MRI is the most common diagnostic imaging tool used in both human and veterinary medicine to visualize the nervous system. It is the current gold standard for imaging the nervous system in dogs and cats. It provides high quality images with excellent detail and resolution of the brain and spinal cord compared to other imaging tools, such as computed tomography (commonly referred to as a CAT scan).
Common examples of MRI use in animals include paralyzed dogs with disc hernaition, brain tumors, stroke, and many other conditions such as rupture cranial cruciate ligament.
MRI techniques for animals are exactly the same as those for humans. The imaging technique is exactly the same whether a “human MRI” machine or a “veterinary MRI” machine is used. The only difference between people and animals receiving an MRI is that animals will not lie still when asked. In general, it takes approximately 45 minutes to perform a MRI scan. Thus, animals must be under anesthesia for the scan. Prior to this, blood tests and X-rays often are performed to make sure that your pet is as safe an anesthetic candidate as possible.

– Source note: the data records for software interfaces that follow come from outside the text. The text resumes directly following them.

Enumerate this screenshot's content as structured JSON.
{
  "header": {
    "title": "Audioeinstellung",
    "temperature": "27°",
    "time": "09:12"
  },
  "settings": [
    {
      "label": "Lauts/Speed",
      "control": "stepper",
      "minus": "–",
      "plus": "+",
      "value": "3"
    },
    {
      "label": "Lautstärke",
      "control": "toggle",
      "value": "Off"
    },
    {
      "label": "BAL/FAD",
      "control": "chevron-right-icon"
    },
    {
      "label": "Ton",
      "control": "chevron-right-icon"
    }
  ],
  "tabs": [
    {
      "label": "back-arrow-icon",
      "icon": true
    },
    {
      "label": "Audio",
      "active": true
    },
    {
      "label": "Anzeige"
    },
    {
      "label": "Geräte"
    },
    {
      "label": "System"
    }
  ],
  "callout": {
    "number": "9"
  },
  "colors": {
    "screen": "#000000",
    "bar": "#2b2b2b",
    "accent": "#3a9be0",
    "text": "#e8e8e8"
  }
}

MRI is very safe and complications associated with anesthesia are rare. The MRI is read by a board-certified neurologist for patients with brain or spinal cord disease or by our board-certified radiologist for non-nervous system MRI scans.